The reasons for the increase in power consumption are complex:
People are buying bigger screens.
50 is the new 34 as the most popular screen sizes go up. There used to be a formula of screen size vs. viewing distance because the picture resolution would break down into dots if you got too close, but these days, with 4,000 pixels across, it’s just BIGGER is BETTER. This means a larger area that needs to be backlit.
4K TVs takes more power to operate:
How much? As much as 30 percent more. The study authors note that “the primary reason is that their backlights need to be brighter to deliver comparable or higher luminance and more vivid colours through a larger number of pixels.”
4K content takes more power to run:
Just processing and presenting the content takes about 10 percent more energy than running regular content. So as Netflix and other streaming companies take more business away from cable and deliver more high-definition programming, the sets will consume even more energy.
One new feature, HDR, uses a LOT more energy
HDR stands for High Dynamic Range, a new feature on some TVs. It delivers blacker blacks and a much brighter picture. The study authors make it sound like something to look forward to:
HDR-encoded material can provide visually striking imagery that is more vivid and wide ranging in tonality than the original itself. Specially designed digital cameras and software capture multiple images per frame, each of which represents a portion of the range of visible light and dark tones.
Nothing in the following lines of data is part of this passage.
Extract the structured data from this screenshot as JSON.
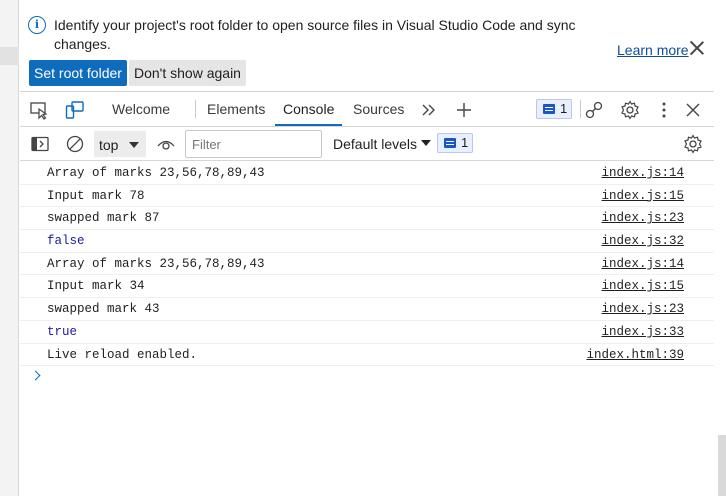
{
  "infobar": {
    "message": "Identify your project's root folder to open source files in Visual Studio Code and sync changes.",
    "learn_more": "Learn more",
    "primary_button": "Set root folder",
    "secondary_button": "Don't show again",
    "info_icon": "i"
  },
  "tabs": [
    {
      "label": "Welcome",
      "active": false
    },
    {
      "label": "Elements",
      "active": false
    },
    {
      "label": "Console",
      "active": true
    },
    {
      "label": "Sources",
      "active": false
    }
  ],
  "tabbar": {
    "issues_count": "1",
    "icons": [
      "inspect-icon",
      "device-emulation-icon",
      "more-tabs-icon",
      "add-tab-icon",
      "performance-icon",
      "settings-icon",
      "more-options-icon",
      "close-icon"
    ]
  },
  "console_toolbar": {
    "context": "top",
    "filter_placeholder": "Filter",
    "levels": "Default levels",
    "message_count": "1"
  },
  "messages": [
    {
      "text": "Array of marks 23,56,78,89,43",
      "source": "index.js:14",
      "type": "log"
    },
    {
      "text": "Input mark 78",
      "source": "index.js:15",
      "type": "log"
    },
    {
      "text": "swapped mark 87",
      "source": "index.js:23",
      "type": "log"
    },
    {
      "text": "false",
      "source": "index.js:32",
      "type": "boolean"
    },
    {
      "text": "Array of marks 23,56,78,89,43",
      "source": "index.js:14",
      "type": "log"
    },
    {
      "text": "Input mark 34",
      "source": "index.js:15",
      "type": "log"
    },
    {
      "text": "swapped mark 43",
      "source": "index.js:23",
      "type": "log"
    },
    {
      "text": "true",
      "source": "index.js:33",
      "type": "boolean"
    },
    {
      "text": "Live reload enabled.",
      "source": "index.html:39",
      "type": "log"
    }
  ],
  "colors": {
    "accent": "#0f6cbd",
    "boolean": "#1a1aa6",
    "badge_bg": "#e8efff"
  }
}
When these are combined, the final, composite image is contrast-enhanced to deliver extreme brightness in the highlights, natural mid tones, and deep shadow detail.
The study tested one of the few films available in this format ("Exodus: Gods and King" — it’s a tough job but somebody has to do it) and found that it used a whopping 47 percent more energy than the regular 4K version.
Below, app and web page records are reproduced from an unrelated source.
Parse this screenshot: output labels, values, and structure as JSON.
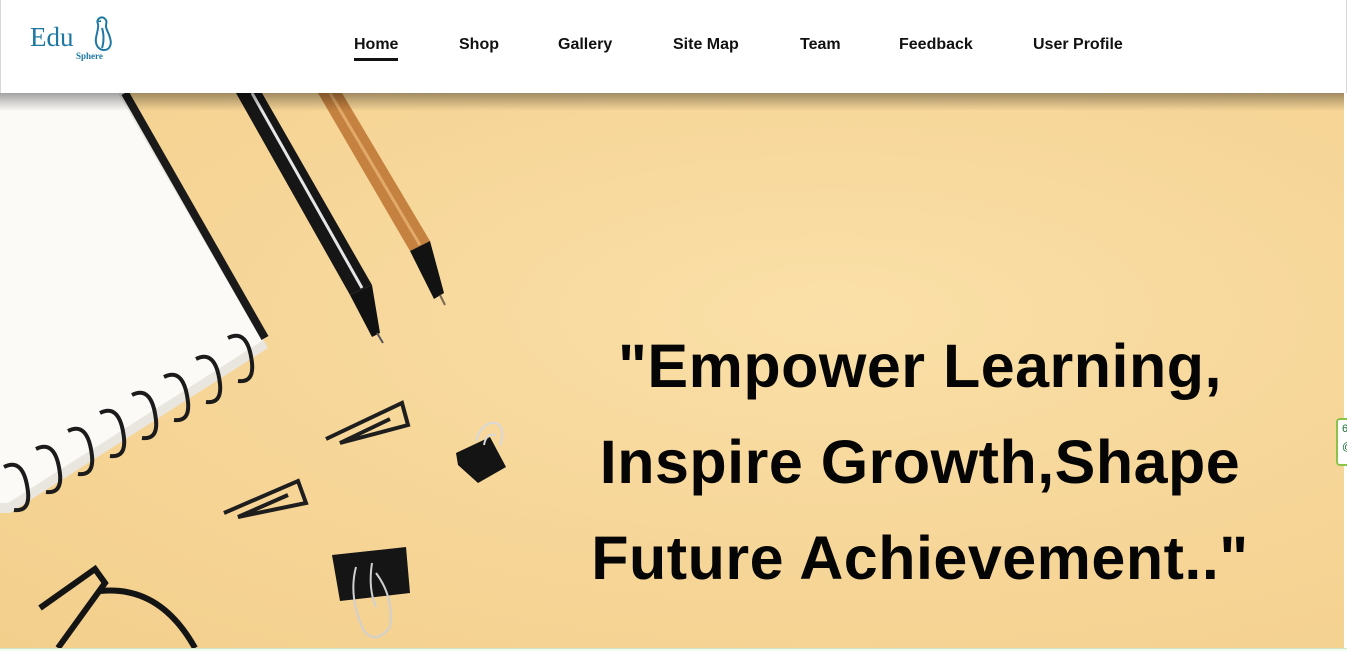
{
  "logo": {
    "text_main": "Edu",
    "text_sub": "Sphere",
    "icon": "bird-logo-icon",
    "color": "#1d78a4"
  },
  "nav": {
    "items": [
      {
        "label": "Home",
        "active": true
      },
      {
        "label": "Shop"
      },
      {
        "label": "Gallery"
      },
      {
        "label": "Site Map"
      },
      {
        "label": "Team"
      },
      {
        "label": "Feedback"
      },
      {
        "label": "User Profile"
      }
    ]
  },
  "hero": {
    "quote_lines": [
      "\"Empower Learning,",
      "Inspire Growth,Shape",
      "Future Achievement..\""
    ],
    "background_color": "#f7d79a",
    "image_subject": "notebook-pens-clips-illustration"
  },
  "side_widget": {
    "line1": "6",
    "line2": "@"
  }
}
What to do?
Big 4K screens are where the market is going, and HDR will also become more popular. Consumers can reduce the energy load through smart purchasing and management:
- Buy Energy Star-rated models
- Make sure Automatic Brightness Control is on. This adjusts brightness according to how much ambient light is on in the room and can reduce consumption by up to 50 percent.
- Disable the quick-start mode and reduce standby power losses. It won’t kill you to wait a minute.
- It wouldn't hurt to use it in moderation.
If you find one of these under your tree, you're in for a treat; the jump in quality between 1080P of the current flat screens and the new 4K is really amazing. They are sharp and bright, even without the HDR. But set it up right; some of them use as much electricity as your fridge. Think of your footprint, and your energy bill.
You can download the whole study here from the NRDC.